Last month, O’Donnell ripped into Republican Congressman Steve King for saying he takes Obama’s word that he is a Christian. The host berated the Iowa lawmaker for refusing to acknowledge that he should correct people who mistakenly believe the president is a Muslim. King said Obama was partially responsible for the perception by talking about having lived in Muslim countries in his 2009 Cairo speech—which is certainly fair game for argument—but O’Donnell limited the debate by constantly talking over him.
“Do you have a Christian ID… How do we know you’re not a Muslim?” O’Donnell demanded.
King says in an interview that “his motivation seems to have been premeditated to try to trap me. He was completely disrespectful. He would not listen to an answer before he interrupted with another question.”
Such moments are rare because, as on Olbermann’s Countdown, most of O’Donnell’s guests are Democrats and liberals. He views the show as an op-ed column in which he uses the lineup to help make his strongest case. O’Donnell recently invited conservative provocateur Ann Coulter, an old pal, mainly because she had ripped most of the GOP’s potential presidential candidates and he wanted her to do the same on his program. (Once on the set, she wouldn’t play).
It is hard to imagine Rachel Maddow or Ed Schultz making the case for Tim Pawlenty, as O’Donnell did last month. “No amount of media attention paid to Republicans who aren’t going to run, like Chris Christie and Sarah Palin, or two losers like Romney and Newt Gingrich, will prevent more serious-minded Republicans from joining the Pawlenty for president movement,” he said.
Rather than playing the role of infallible host, O’Donnell has already delivered two apologies. He accused Michael Steele of “never losing sight of his real master and paycheck provider: the Republican National Committee.” O’Donnell expressed regret for the wording after Steele called him to complain. He also apologized for referring to NFL players as “juiced-up millionaires.”
Could MSNBC’s prime time be a mere pit stop in a long and winding career?
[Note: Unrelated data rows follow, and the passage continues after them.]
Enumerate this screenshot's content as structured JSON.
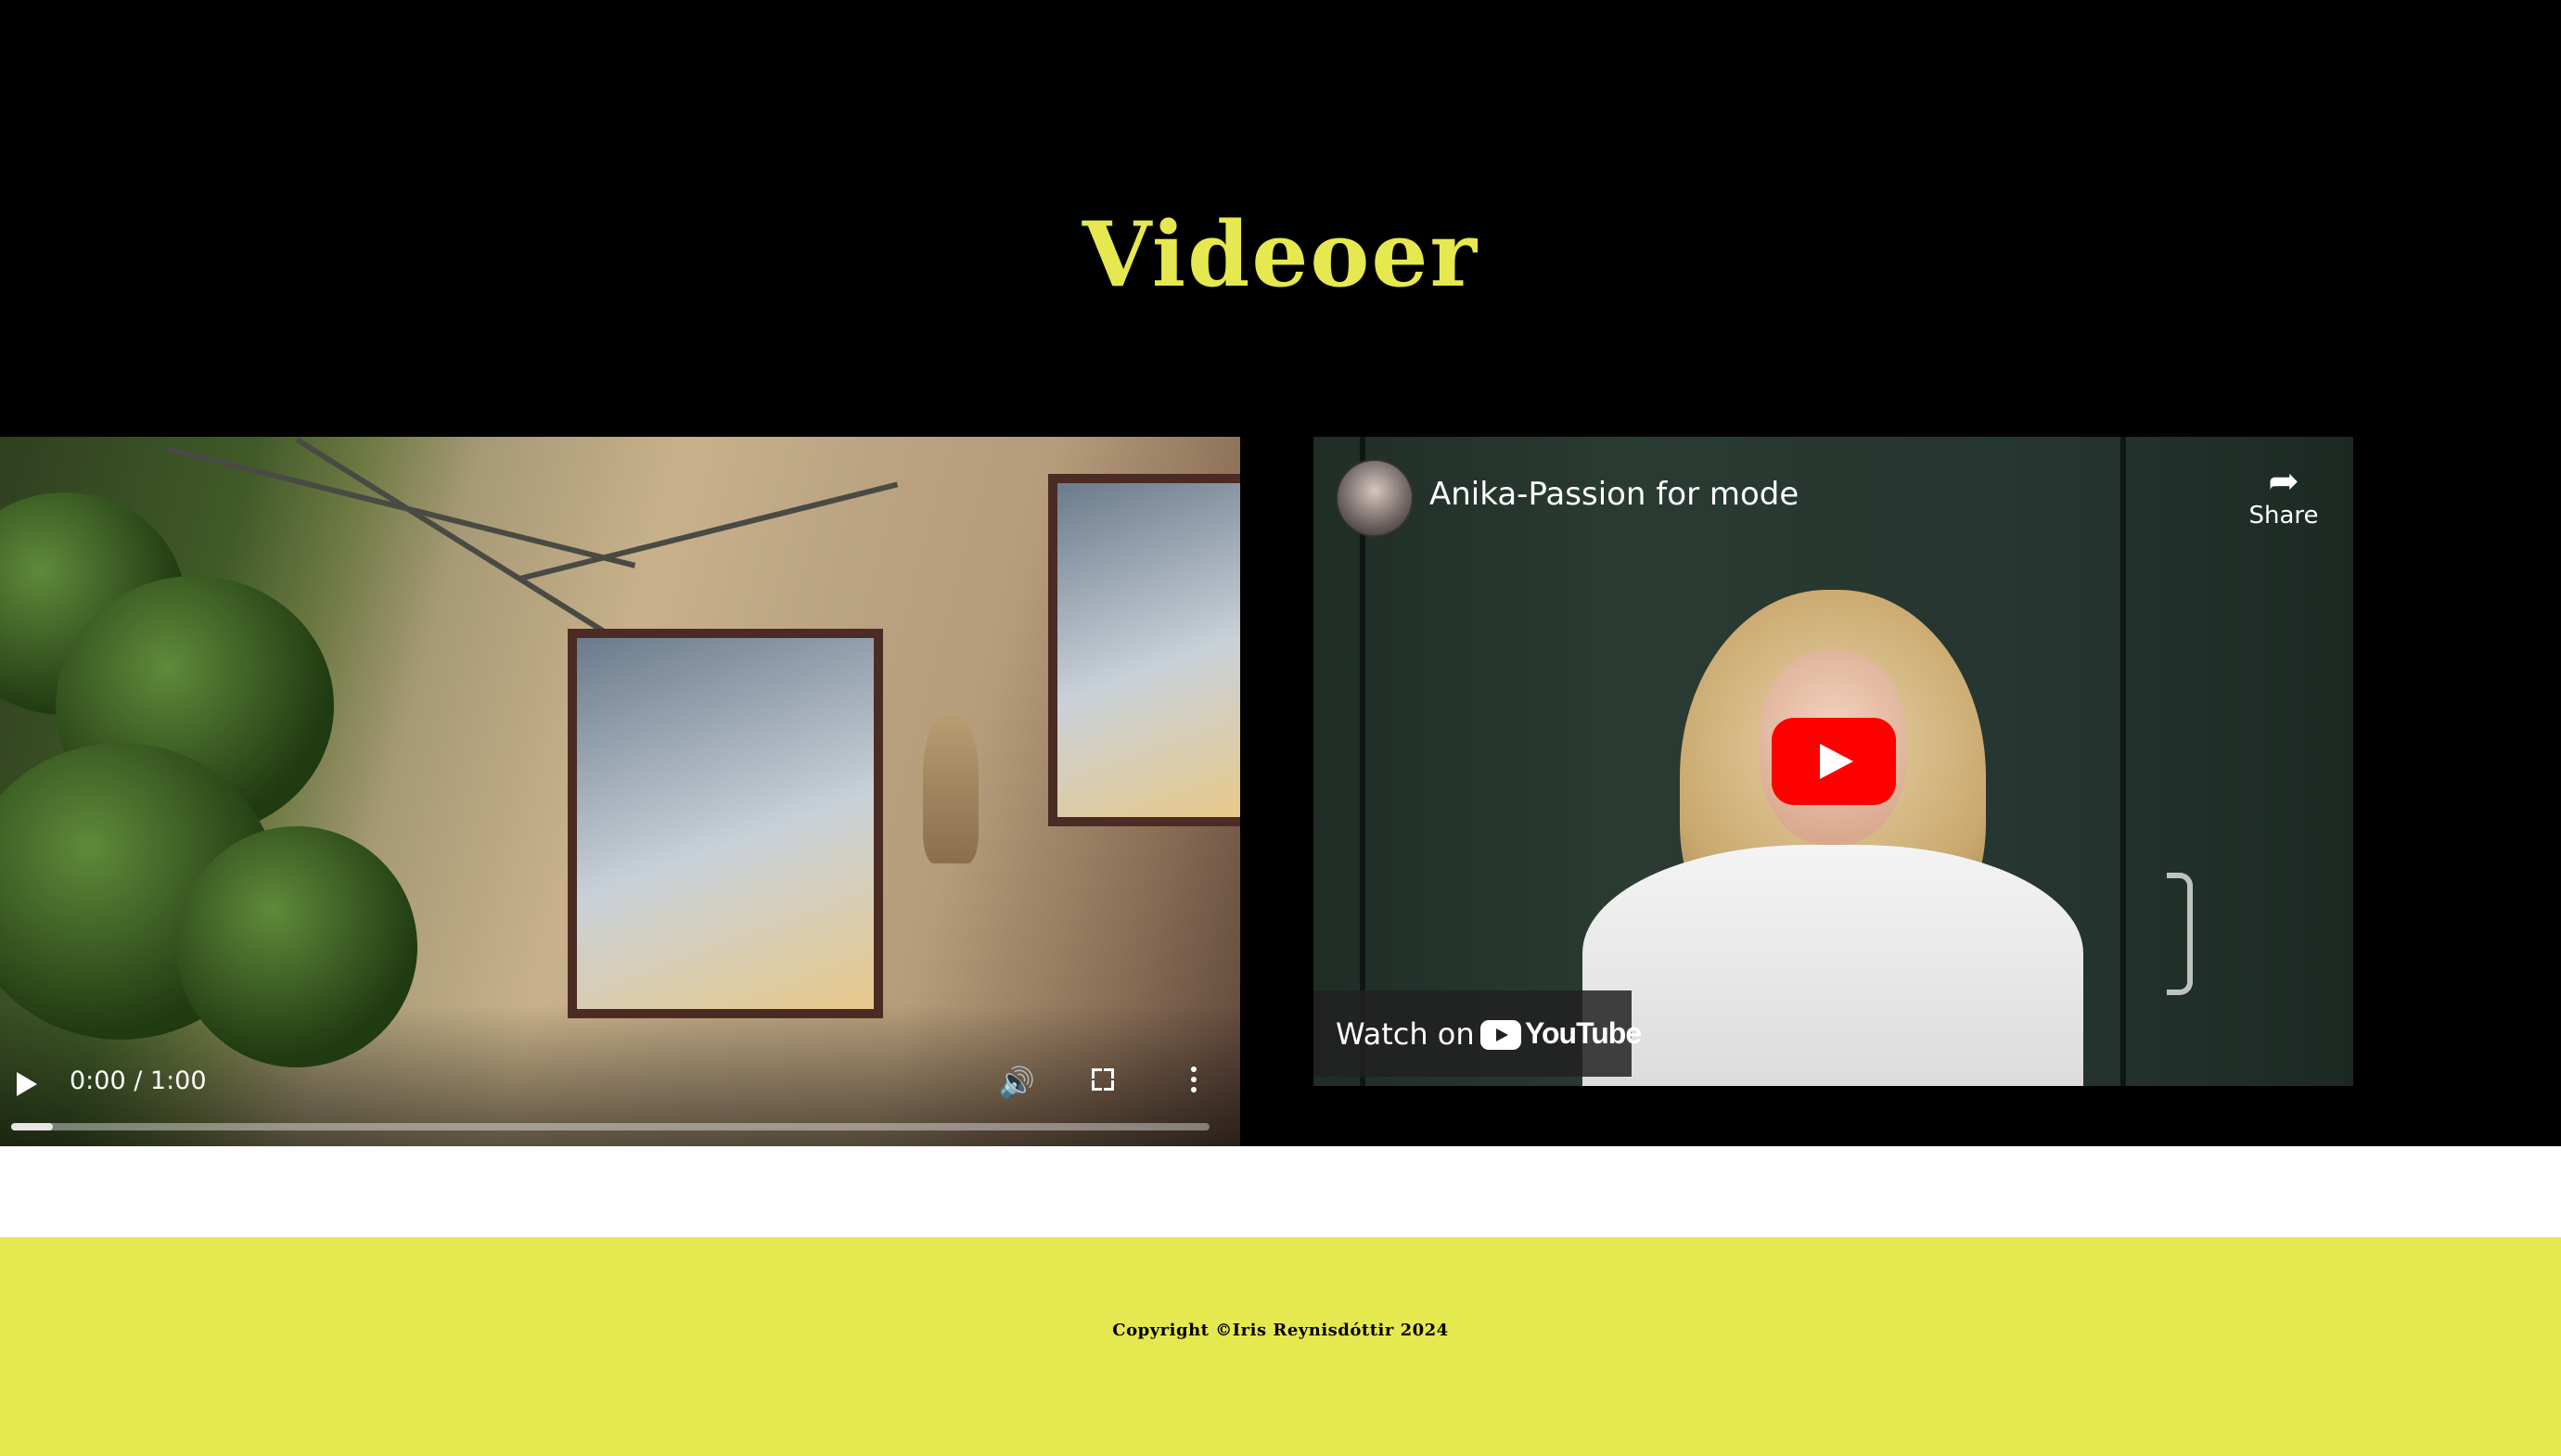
{
  "page": {
    "title": "Videoer",
    "accent_color": "#e6e84f",
    "background_color": "#000000"
  },
  "video_left": {
    "kind": "native-video-player",
    "time_display": "0:00 / 1:00",
    "progress": 0.035,
    "controls": [
      "play-icon",
      "volume-icon",
      "fullscreen-icon",
      "more-options-icon"
    ]
  },
  "video_right": {
    "kind": "youtube-embed",
    "title": "Anika-Passion for mode",
    "share_label": "Share",
    "watch_on_label": "Watch on",
    "logo_text": "YouTube",
    "play_button_color": "#ff0000"
  },
  "footer": {
    "copyright": "Copyright ©Iris Reynisdóttir 2024",
    "background_color": "#e6e84f"
  }
}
O’Donnell has a half-hour comedy in development at HBO, and when it comes to being in front of the camera, views himself as lacking basic broadcast skills: “I know where the teleprompter is and that’s it,” he says.
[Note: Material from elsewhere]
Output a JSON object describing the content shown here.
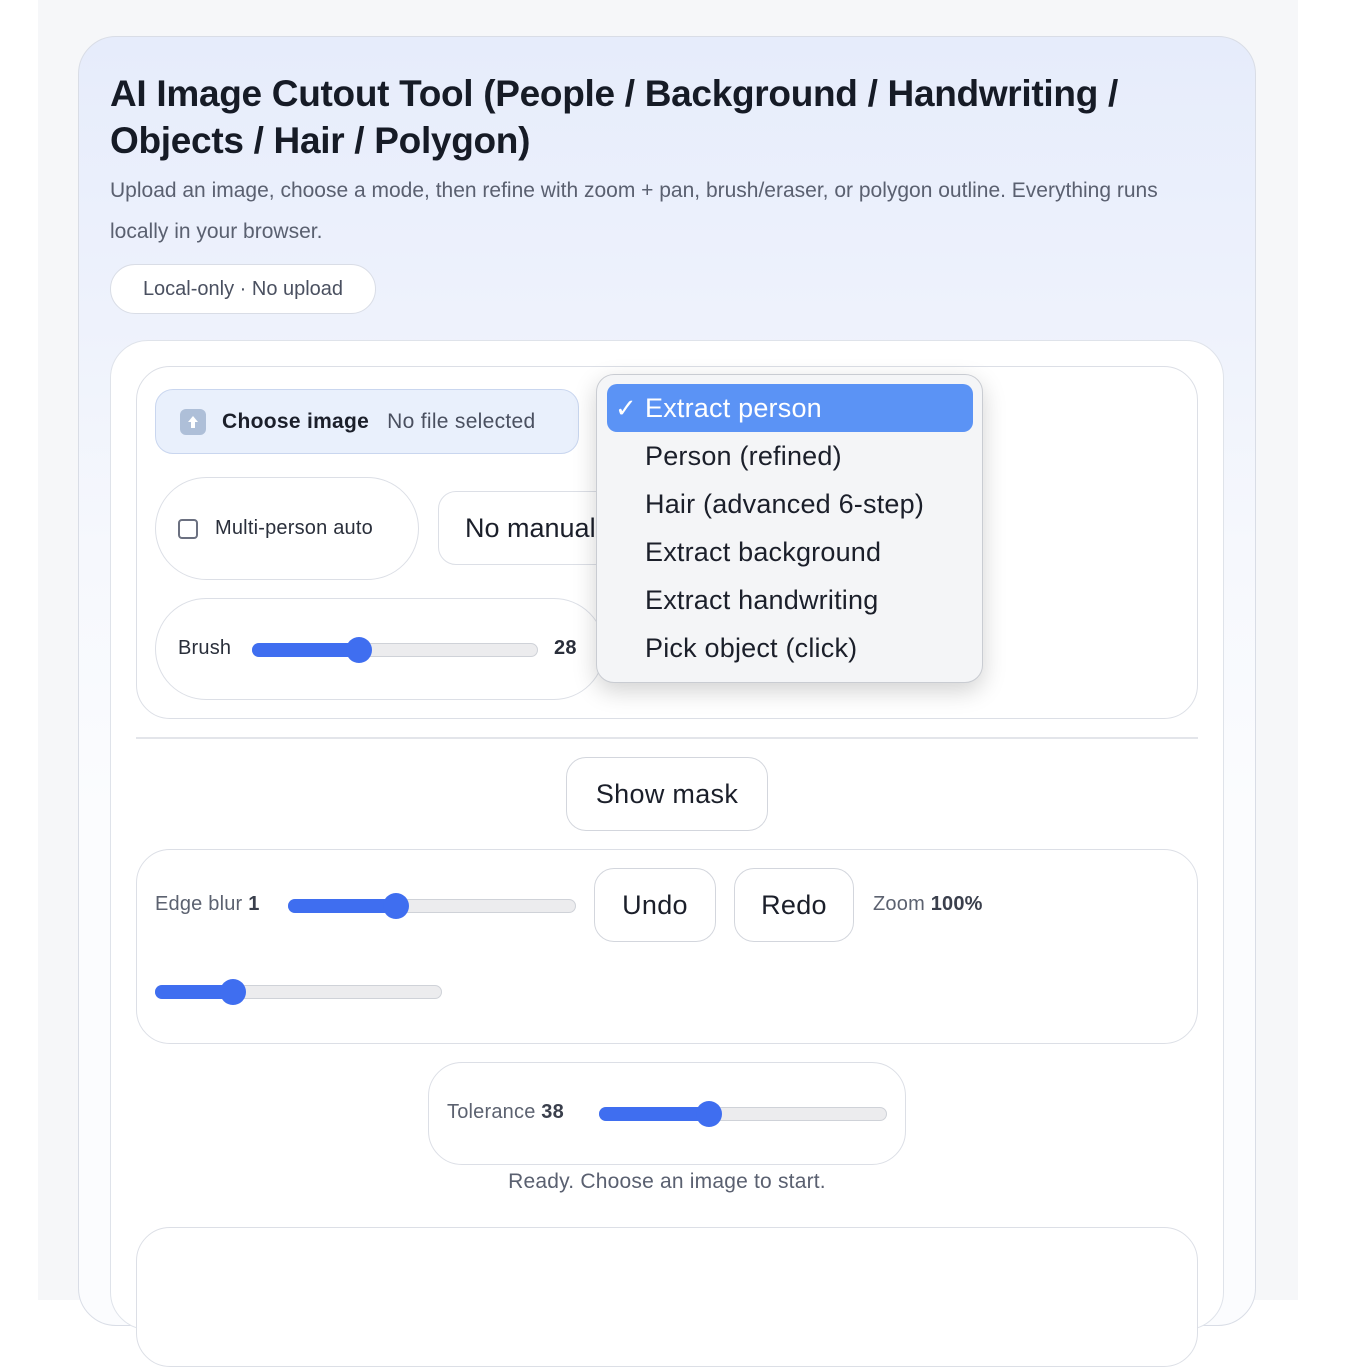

In the same diffident tone that permeated our conversation, O’Donnell makes clear he is dissatisfied with the product. “It’d be a lot better if we had another day to prepare,” he admits. “At 7, I just say, ‘All right, this is the best we can do.’”
Howard Kurtz is The Daily Beast's Washington bureau chief. He also hosts CNN's weekly media program Reliable Sources on Sundays at 11 a.m. ET. The longtime media reporter and columnist for The Washington Post, Kurtz is the author of five books.